The science is crystal clear: schools can’t be reopened until the community spread of the virus is stopped. And the only way to stop community spread is with widespread testing and contact tracing. The politicians have had five months to build these programs, but they twiddled their thumbs while Covid-19 liquefied the lungs of more than 142,000 people.
A recent report estimated that K-12 schools need between $158 to $245 billion to implement the CDC’s guidelines for re-opening schools. Yet when Congress passed the first Coronavirus relief bill, it allocated just $13.5 billion for public education. Meanwhile, the U.S. government spent $738 billion on the military this year, and some major cities spent up to half their budgets on the police. As schools have been starved of funding and the lines at the food banks have exploded, the billionaires have seen their wealth increase by $565 billion during the first three months of the pandemic. The priorities of this system couldn’t be clearer.
Although the politicians in both parties have proved incapable of responding to the virus, they’re more than prepared to use the crisis to continue privatizing public education. Trump has threatened to withhold federal funding from schools that re-open using distance learning, while DeVos has argued for increased school choice, a fancy term for increasing public funding for corporate-controlled charter schools and private schools.
The attempt to turn children and school staff into human guinea pigs brings to mind the words of the poet Langston Hughes, who reminded us that:
The old and rich will live on awhile,
Eating blood and gold,
Letting kids die.
The burden of death and illness during the pandemic has been distributed unevenly across our society. Latinos, African Americans, and Native Americans, who make up a disproportionate share of the poor and the working class, have contracted COVID and perished at much higher rates. This situation is also reflected in our education system: the burden of overcrowded and underfunded schools is just another measure of the brutal, racist nature of the system we live in.

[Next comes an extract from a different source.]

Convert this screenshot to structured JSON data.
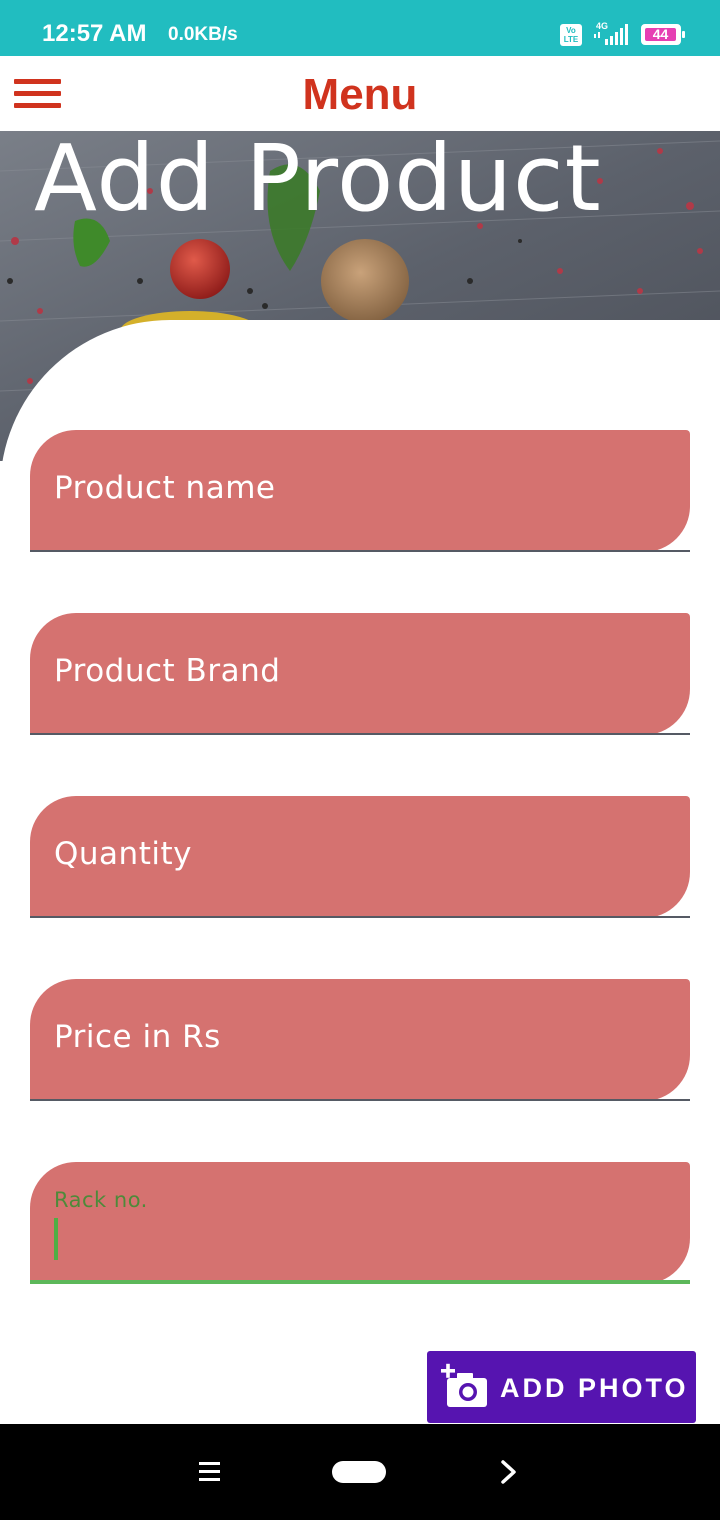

The protest movement that burst forward following the public execution of George Floyd shows our possibilities: we can’t look to the politicians to save us, we can only look to ourselves. This is a fight for the health and safety of students, families, teachers, and staff, against the interests of the one percent.
Featured image credit: Department of Education